Start of DATASET RECORDS

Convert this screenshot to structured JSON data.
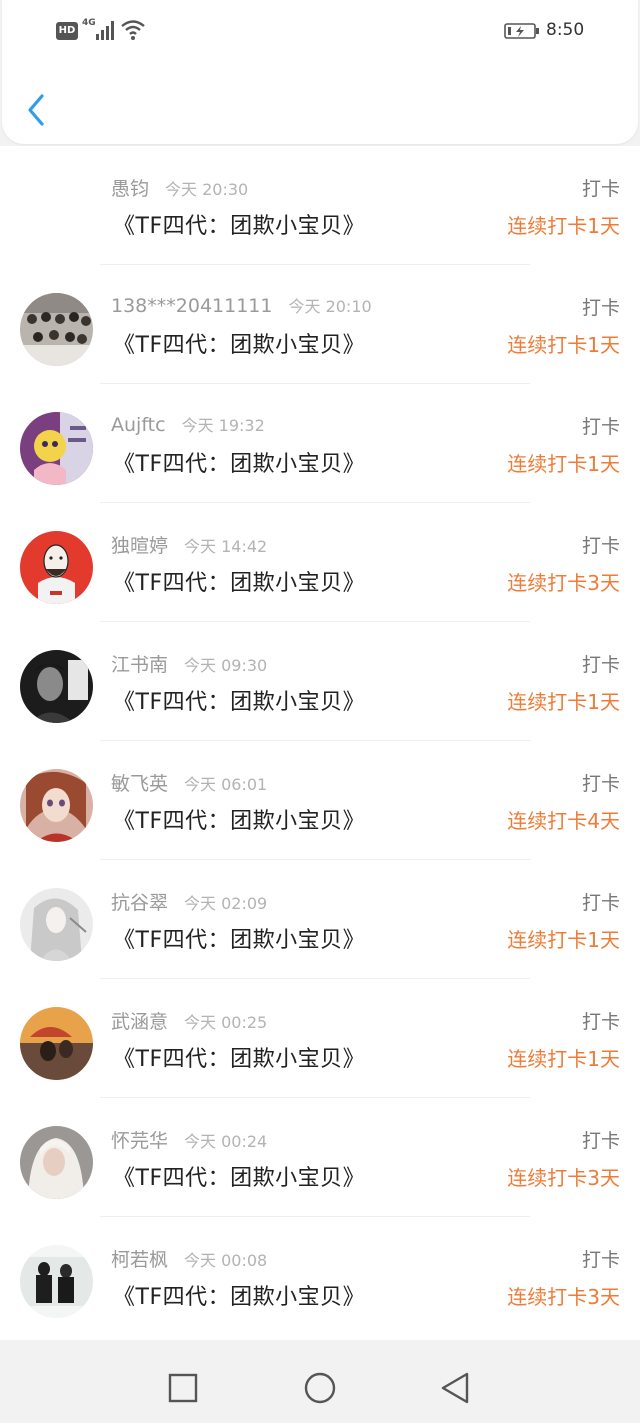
{
  "status_bar": {
    "hd_label": "HD",
    "network": "4G",
    "time": "8:50",
    "icons": [
      "hd-icon",
      "signal-icon",
      "wifi-icon",
      "battery-charging-icon"
    ]
  },
  "header": {
    "back_icon": "chevron-left-icon"
  },
  "colors": {
    "accent_blue": "#2f9ee8",
    "streak_orange": "#ef7b36",
    "text_gray": "#9a9a9a"
  },
  "records": [
    {
      "name": "愚钧",
      "time": "今天 20:30",
      "title": "《TF四代：团欺小宝贝》",
      "action": "打卡",
      "streak": "连续打卡1天"
    },
    {
      "name": "138***20411111",
      "time": "今天 20:10",
      "title": "《TF四代：团欺小宝贝》",
      "action": "打卡",
      "streak": "连续打卡1天"
    },
    {
      "name": "Aujftc",
      "time": "今天 19:32",
      "title": "《TF四代：团欺小宝贝》",
      "action": "打卡",
      "streak": "连续打卡1天"
    },
    {
      "name": "独暄婷",
      "time": "今天 14:42",
      "title": "《TF四代：团欺小宝贝》",
      "action": "打卡",
      "streak": "连续打卡3天"
    },
    {
      "name": "江书南",
      "time": "今天 09:30",
      "title": "《TF四代：团欺小宝贝》",
      "action": "打卡",
      "streak": "连续打卡1天"
    },
    {
      "name": "敏飞英",
      "time": "今天 06:01",
      "title": "《TF四代：团欺小宝贝》",
      "action": "打卡",
      "streak": "连续打卡4天"
    },
    {
      "name": "抗谷翠",
      "time": "今天 02:09",
      "title": "《TF四代：团欺小宝贝》",
      "action": "打卡",
      "streak": "连续打卡1天"
    },
    {
      "name": "武涵意",
      "time": "今天 00:25",
      "title": "《TF四代：团欺小宝贝》",
      "action": "打卡",
      "streak": "连续打卡1天"
    },
    {
      "name": "怀芫华",
      "time": "今天 00:24",
      "title": "《TF四代：团欺小宝贝》",
      "action": "打卡",
      "streak": "连续打卡3天"
    },
    {
      "name": "柯若枫",
      "time": "今天 00:08",
      "title": "《TF四代：团欺小宝贝》",
      "action": "打卡",
      "streak": "连续打卡3天"
    }
  ],
  "nav_bar": {
    "icons": [
      "square-recents-icon",
      "circle-home-icon",
      "triangle-back-icon"
    ]
  }
}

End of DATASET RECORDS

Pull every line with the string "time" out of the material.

    "time": "8:50",
      "time": "今天 20:30",
      "time": "今天 20:10",
      "time": "今天 19:32",
      "time": "今天 14:42",
      "time": "今天 09:30",
      "time": "今天 06:01",
      "time": "今天 02:09",
      "time": "今天 00:25",
      "time": "今天 00:24",
      "time": "今天 00:08",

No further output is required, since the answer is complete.